Friday, April 08, 2005

Pope Week

I wasn’t sure what I thought about this Pope week until today, when driving into work; here are my thoughts:

1)The Pope was a wonderful person, did great things, embodied those values and beliefs that many people strive for.

2)I have always maintained that funerals were for the living, not for the dead (not an original thought, I know), so this week has been for whomever wanted to grieve (and I don’t think that the grief being shown is all for the Pope; I am sure many people are taking this opportunity to use the Pope as a surrogate for other, more personal griefs.)

3)The Catholic church has muy dinero and is spending it like mad this week; their prerogative, but it seems to me that this $$ could be better spent on things like the poor, but from what I understand, the Pope was opposed to liberation theology, so it ain’t gonna go there.

4)Tradition is nice, but excessive tradition is ridiculous in this day and age and I really don’t see the purpose that it serves other than providing a public display of grief for a week.

5)The US media loves this because they don’t have to figure out what they are going to do for a week.

6)The US media loves this because it is essentially pabulum for the masses and not controversial, therefore safe to have wall-to-wall coverage of whatever happens in Rome.

7)I find it ironic that many people who despise the Catholic church are joining in the grieving, but again, I think that is more due to their unacknowledged personal griefs – again, like the media, it is safe to grieve publicly for the Pope, but not for others

8)I would really love to know what the Bushes and Clinton were thinking about for those five minutes that they kneeled before the Pope’s body; I can’t imagine all of them being immersed in prayer for five solid minutes. If I had time, I would write out what I thought they were thinking and you can bet, it wouldn’t be pretty!

9)I don’t see how this advances anything that the Church is allegedly interested in – peace, compassion, etc. Sure, everyone is all nicey-nice for a week, but then they all go back to their daily routines of aggressive competition, extreme self-centeredness, etc., once the week has passed.

I see it all from an intervention standpoint…what has this accomplished for nations, societies, cultures? IMO, not much. I think a better service to the public would be to have week-long memorials for each and everyone one of the young men and women who have died in Iraq and Afghanistan. The grief would be much more real, more immediate, and it would have a much greater impact on the society. Are these young people any different than the Pope? Not in my opinion. They gave their lives to serve their country, they engaged in heroic activities everyday, they were selfless in most of their actions, and they embodied the ideals and values that the society holds dear.
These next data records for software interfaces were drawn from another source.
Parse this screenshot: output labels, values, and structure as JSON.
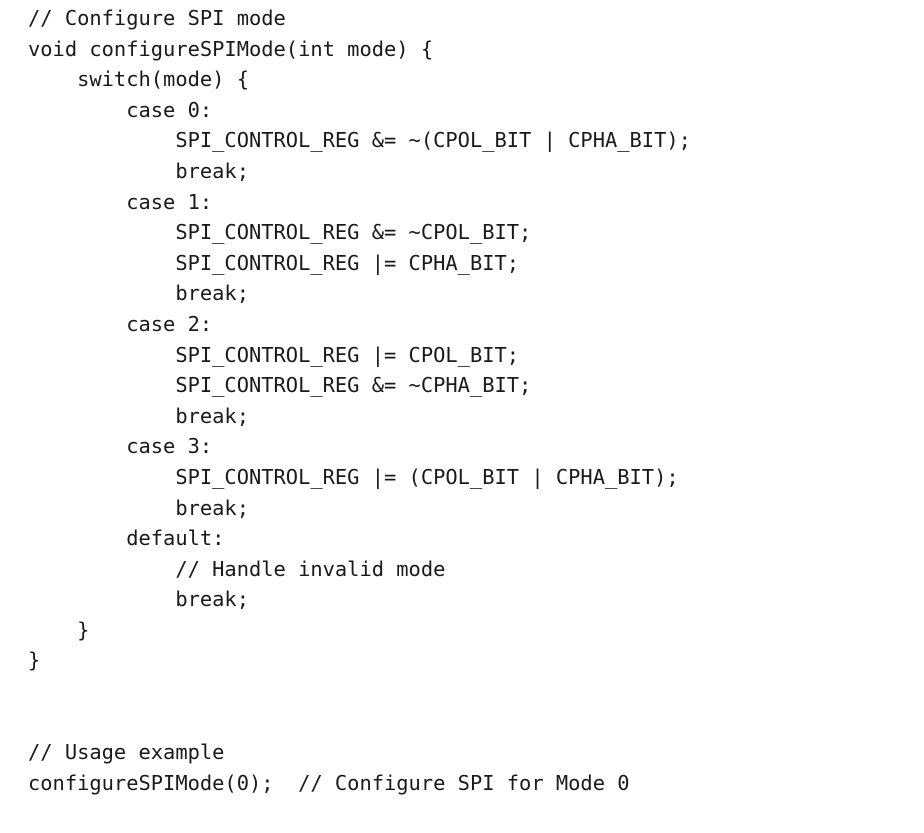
{
  "code": {
    "lines": [
      "// Configure SPI mode",
      "void configureSPIMode(int mode) {",
      "    switch(mode) {",
      "        case 0:",
      "            SPI_CONTROL_REG &= ~(CPOL_BIT | CPHA_BIT);",
      "            break;",
      "        case 1:",
      "            SPI_CONTROL_REG &= ~CPOL_BIT;",
      "            SPI_CONTROL_REG |= CPHA_BIT;",
      "            break;",
      "        case 2:",
      "            SPI_CONTROL_REG |= CPOL_BIT;",
      "            SPI_CONTROL_REG &= ~CPHA_BIT;",
      "            break;",
      "        case 3:",
      "            SPI_CONTROL_REG |= (CPOL_BIT | CPHA_BIT);",
      "            break;",
      "        default:",
      "            // Handle invalid mode",
      "            break;",
      "    }",
      "}",
      "",
      "",
      "// Usage example",
      "configureSPIMode(0);  // Configure SPI for Mode 0"
    ]
  },
  "colors": {
    "text": "#1a1a1a",
    "background": "#ffffff"
  }
}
Plus, IMO, they DESERVE a weeklong memorial; not that the Pope doesn’t (if that is how the Church wants to spend their money, who can tell them otherwise?), it is that they do, also.

Oh, and now the US media will be obsessed with who will be the next Pope for the next four weeks or so. One of the many reasons I only watch Animal Planet, the History Channel, the Weather Channel, and Comedy Central; and that’s for an average of about four hours a month.